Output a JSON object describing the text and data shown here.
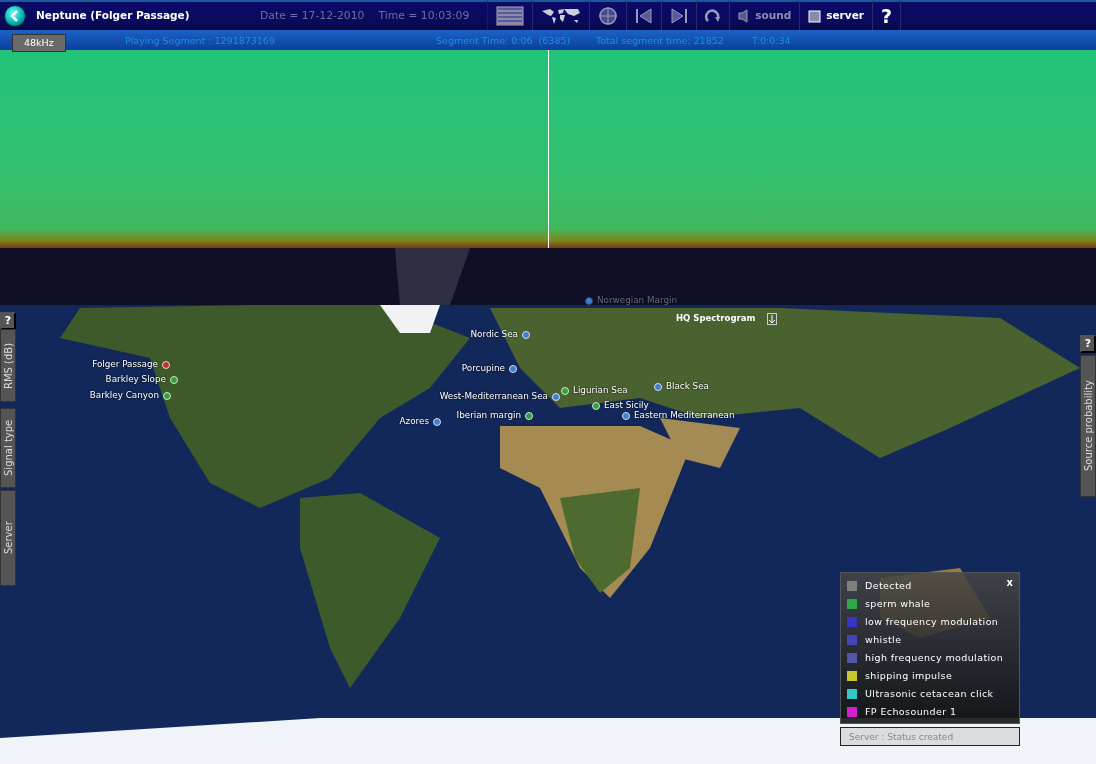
{
  "header": {
    "title": "Neptune (Folger Passage)",
    "date": "Date = 17-12-2010",
    "time": "Time = 10:03:09"
  },
  "toolbar": [
    {
      "kind": "list"
    },
    {
      "kind": "world"
    },
    {
      "kind": "target"
    },
    {
      "kind": "previous"
    },
    {
      "kind": "next"
    },
    {
      "kind": "refresh"
    },
    {
      "kind": "sound",
      "label": "sound",
      "active": false
    },
    {
      "kind": "server",
      "label": "server",
      "active": true
    },
    {
      "kind": "help",
      "label": "?"
    }
  ],
  "playback": {
    "segment": "Playing Segment : 1291873169",
    "segment_time": "Segment Time: 0:06  (6385)",
    "total": "Total segment time: 21852",
    "timer": "T:0:0:34"
  },
  "sample_rate": "48kHz",
  "stations": [
    {
      "name": "Norwegian Margin",
      "color": "#3b7fd6",
      "faded": true
    },
    {
      "name": "Nordic Sea",
      "color": "#3b7fd6",
      "faded": false
    },
    {
      "name": "Folger Passage",
      "color": "#c0302a",
      "faded": false
    },
    {
      "name": "Porcupine",
      "color": "#3b7fd6",
      "faded": false
    },
    {
      "name": "Barkley Slope",
      "color": "#2fa336",
      "faded": false
    },
    {
      "name": "Black Sea",
      "color": "#3b7fd6",
      "faded": false
    },
    {
      "name": "Ligurian Sea",
      "color": "#2fa336",
      "faded": false
    },
    {
      "name": "Barkley Canyon",
      "color": "#2fa336",
      "faded": false
    },
    {
      "name": "West-Mediterranean Sea",
      "color": "#3b7fd6",
      "faded": false
    },
    {
      "name": "East Sicily",
      "color": "#2fa336",
      "faded": false
    },
    {
      "name": "Iberian margin",
      "color": "#2fa336",
      "faded": false
    },
    {
      "name": "Eastern Mediterranean",
      "color": "#3b7fd6",
      "faded": false
    },
    {
      "name": "Azores",
      "color": "#3b7fd6",
      "faded": false
    }
  ],
  "hq_spectrogram": "HQ Spectrogram",
  "left_tabs": [
    "?",
    "RMS (dB)",
    "Signal type",
    "Server"
  ],
  "right_tabs": [
    "?",
    "Source probability"
  ],
  "legend": {
    "close": "x",
    "items": [
      {
        "label": "Detected",
        "color": "#7f7f7f"
      },
      {
        "label": "sperm whale",
        "color": "#2fa84a"
      },
      {
        "label": "low frequency modulation",
        "color": "#3535c8"
      },
      {
        "label": "whistle",
        "color": "#4545b8"
      },
      {
        "label": "high frequency modulation",
        "color": "#5555a8"
      },
      {
        "label": "shipping impulse",
        "color": "#c8c830"
      },
      {
        "label": "Ultrasonic cetacean click",
        "color": "#30c8c8"
      },
      {
        "label": "FP Echosounder 1",
        "color": "#d020d0"
      }
    ]
  },
  "status": "Server : Status created"
}
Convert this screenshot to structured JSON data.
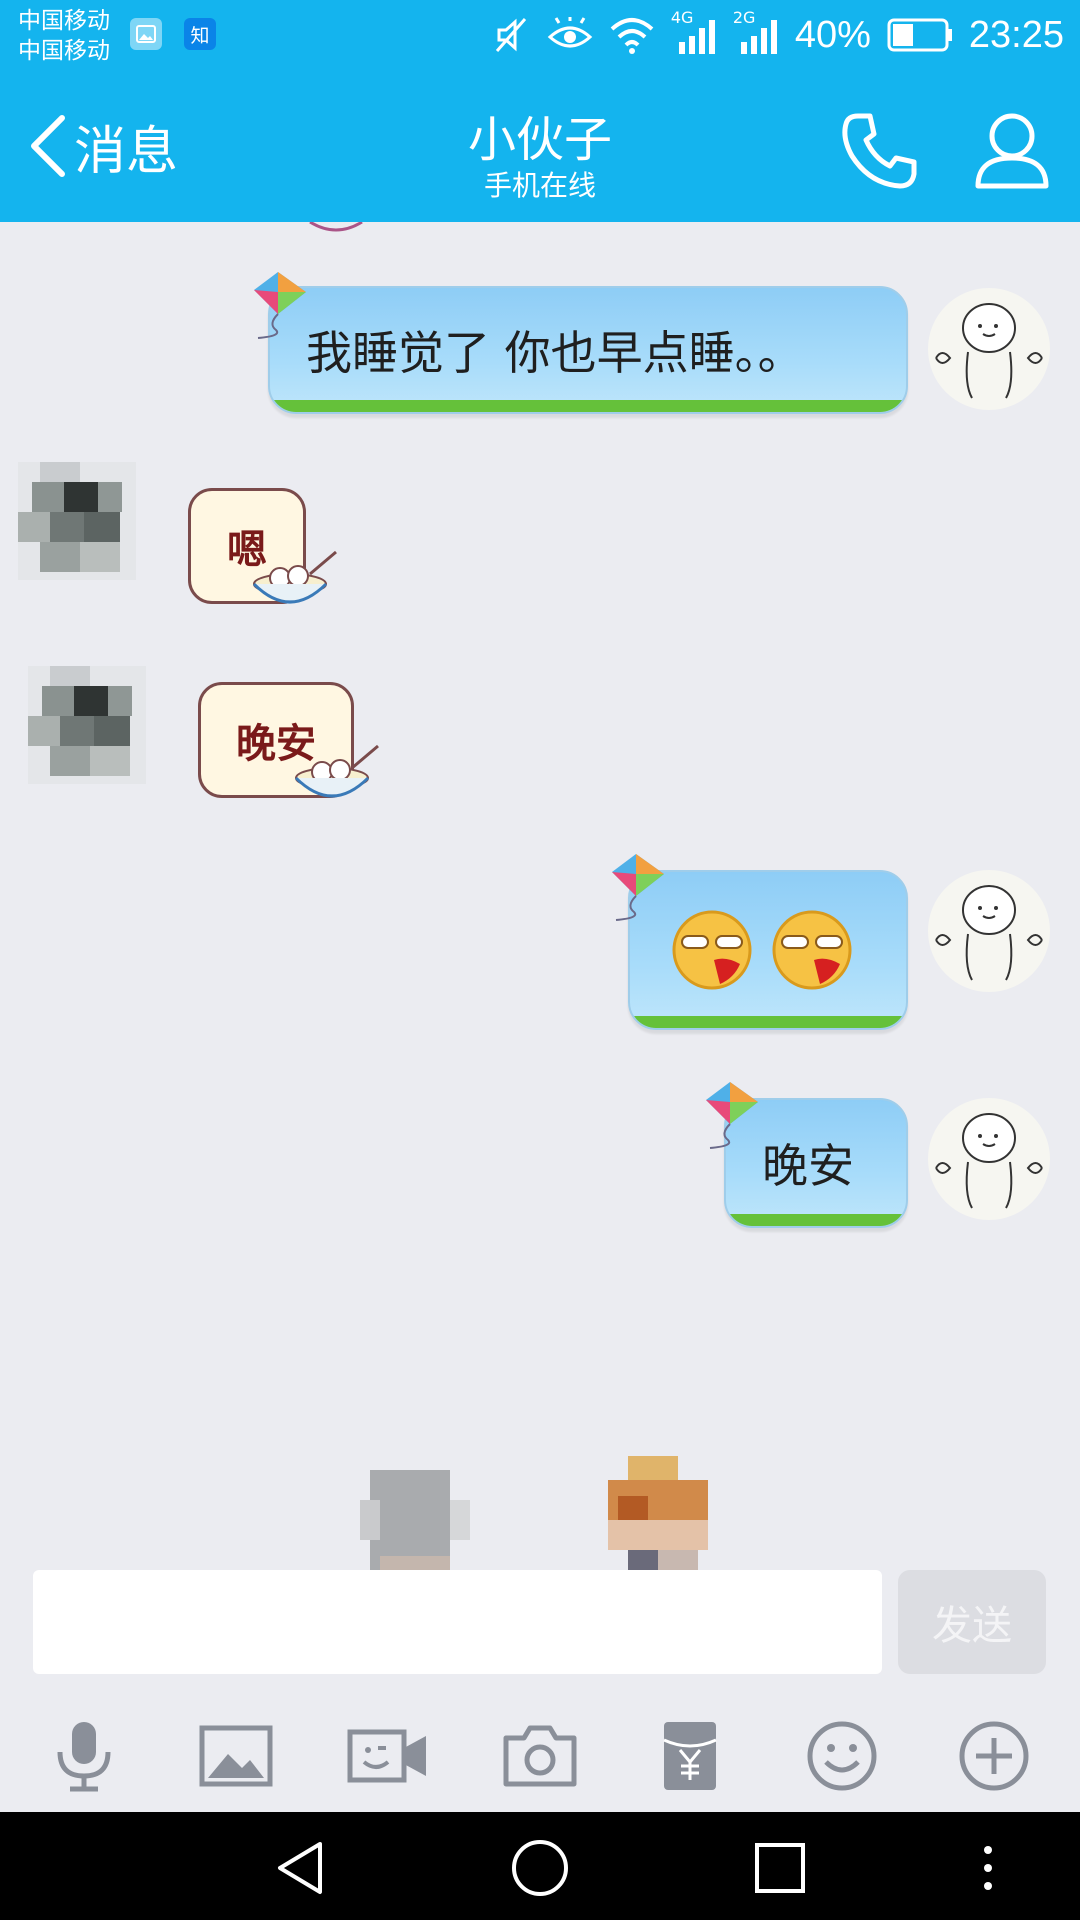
{
  "status_bar": {
    "carrier_1": "中国移动",
    "carrier_2": "中国移动",
    "gallery_icon": "image-icon",
    "zhihu_badge": "知",
    "network_1": "4G",
    "network_2": "2G",
    "battery_percent": "40%",
    "battery_level": 0.4,
    "time": "23:25"
  },
  "header": {
    "back_label": "消息",
    "contact_name": "小伙子",
    "contact_status": "手机在线",
    "call_icon": "phone-icon",
    "profile_icon": "person-icon"
  },
  "messages": [
    {
      "from": "self",
      "type": "text",
      "text": "我睡觉了 你也早点睡。。"
    },
    {
      "from": "peer",
      "type": "sticker",
      "text": "嗯"
    },
    {
      "from": "peer",
      "type": "sticker",
      "text": "晚安"
    },
    {
      "from": "self",
      "type": "emoji",
      "emojis": [
        "nosebleed-emoji",
        "nosebleed-emoji"
      ]
    },
    {
      "from": "self",
      "type": "text",
      "text": "晚安"
    }
  ],
  "composer": {
    "input_value": "",
    "send_label": "发送"
  },
  "toolbar": {
    "items": [
      "microphone-icon",
      "image-icon",
      "video-call-icon",
      "camera-icon",
      "red-packet-icon",
      "smiley-icon",
      "plus-icon"
    ]
  },
  "nav": {
    "items": [
      "back-triangle-icon",
      "home-circle-icon",
      "recents-square-icon",
      "more-dots-icon"
    ]
  },
  "colors": {
    "header_bg": "#14b4ee",
    "chat_bg": "#ebecf1",
    "bubble_self": "#a8dcfa",
    "icon_gray": "#8a8f99"
  }
}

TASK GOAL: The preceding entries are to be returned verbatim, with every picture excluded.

WRITTEN ANSWER:
Output a JSON object describing the text and data shown here.
{
  "header": {
    "title": "Neptune (Folger Passage)",
    "date": "Date = 17-12-2010",
    "time": "Time = 10:03:09"
  },
  "toolbar": [
    {
      "kind": "list"
    },
    {
      "kind": "world"
    },
    {
      "kind": "target"
    },
    {
      "kind": "previous"
    },
    {
      "kind": "next"
    },
    {
      "kind": "refresh"
    },
    {
      "kind": "sound",
      "label": "sound",
      "active": false
    },
    {
      "kind": "server",
      "label": "server",
      "active": true
    },
    {
      "kind": "help",
      "label": "?"
    }
  ],
  "playback": {
    "segment": "Playing Segment : 1291873169",
    "segment_time": "Segment Time: 0:06  (6385)",
    "total": "Total segment time: 21852",
    "timer": "T:0:0:34"
  },
  "sample_rate": "48kHz",
  "stations": [
    {
      "name": "Norwegian Margin",
      "color": "#3b7fd6",
      "faded": true
    },
    {
      "name": "Nordic Sea",
      "color": "#3b7fd6",
      "faded": false
    },
    {
      "name": "Folger Passage",
      "color": "#c0302a",
      "faded": false
    },
    {
      "name": "Porcupine",
      "color": "#3b7fd6",
      "faded": false
    },
    {
      "name": "Barkley Slope",
      "color": "#2fa336",
      "faded": false
    },
    {
      "name": "Black Sea",
      "color": "#3b7fd6",
      "faded": false
    },
    {
      "name": "Ligurian Sea",
      "color": "#2fa336",
      "faded": false
    },
    {
      "name": "Barkley Canyon",
      "color": "#2fa336",
      "faded": false
    },
    {
      "name": "West-Mediterranean Sea",
      "color": "#3b7fd6",
      "faded": false
    },
    {
      "name": "East Sicily",
      "color": "#2fa336",
      "faded": false
    },
    {
      "name": "Iberian margin",
      "color": "#2fa336",
      "faded": false
    },
    {
      "name": "Eastern Mediterranean",
      "color": "#3b7fd6",
      "faded": false
    },
    {
      "name": "Azores",
      "color": "#3b7fd6",
      "faded": false
    }
  ],
  "hq_spectrogram": "HQ Spectrogram",
  "left_tabs": [
    "?",
    "RMS (dB)",
    "Signal type",
    "Server"
  ],
  "right_tabs": [
    "?",
    "Source probability"
  ],
  "legend": {
    "close": "x",
    "items": [
      {
        "label": "Detected",
        "color": "#7f7f7f"
      },
      {
        "label": "sperm whale",
        "color": "#2fa84a"
      },
      {
        "label": "low frequency modulation",
        "color": "#3535c8"
      },
      {
        "label": "whistle",
        "color": "#4545b8"
      },
      {
        "label": "high frequency modulation",
        "color": "#5555a8"
      },
      {
        "label": "shipping impulse",
        "color": "#c8c830"
      },
      {
        "label": "Ultrasonic cetacean click",
        "color": "#30c8c8"
      },
      {
        "label": "FP Echosounder 1",
        "color": "#d020d0"
      }
    ]
  },
  "status": "Server : Status created"
}
Convert this screenshot to structured JSON data.
{
  "status_bar": {
    "carrier_1": "中国移动",
    "carrier_2": "中国移动",
    "gallery_icon": "image-icon",
    "zhihu_badge": "知",
    "network_1": "4G",
    "network_2": "2G",
    "battery_percent": "40%",
    "battery_level": 0.4,
    "time": "23:25"
  },
  "header": {
    "back_label": "消息",
    "contact_name": "小伙子",
    "contact_status": "手机在线",
    "call_icon": "phone-icon",
    "profile_icon": "person-icon"
  },
  "messages": [
    {
      "from": "self",
      "type": "text",
      "text": "我睡觉了 你也早点睡。。"
    },
    {
      "from": "peer",
      "type": "sticker",
      "text": "嗯"
    },
    {
      "from": "peer",
      "type": "sticker",
      "text": "晚安"
    },
    {
      "from": "self",
      "type": "emoji",
      "emojis": [
        "nosebleed-emoji",
        "nosebleed-emoji"
      ]
    },
    {
      "from": "self",
      "type": "text",
      "text": "晚安"
    }
  ],
  "composer": {
    "input_value": "",
    "send_label": "发送"
  },
  "toolbar": {
    "items": [
      "microphone-icon",
      "image-icon",
      "video-call-icon",
      "camera-icon",
      "red-packet-icon",
      "smiley-icon",
      "plus-icon"
    ]
  },
  "nav": {
    "items": [
      "back-triangle-icon",
      "home-circle-icon",
      "recents-square-icon",
      "more-dots-icon"
    ]
  },
  "colors": {
    "header_bg": "#14b4ee",
    "chat_bg": "#ebecf1",
    "bubble_self": "#a8dcfa",
    "icon_gray": "#8a8f99"
  }
}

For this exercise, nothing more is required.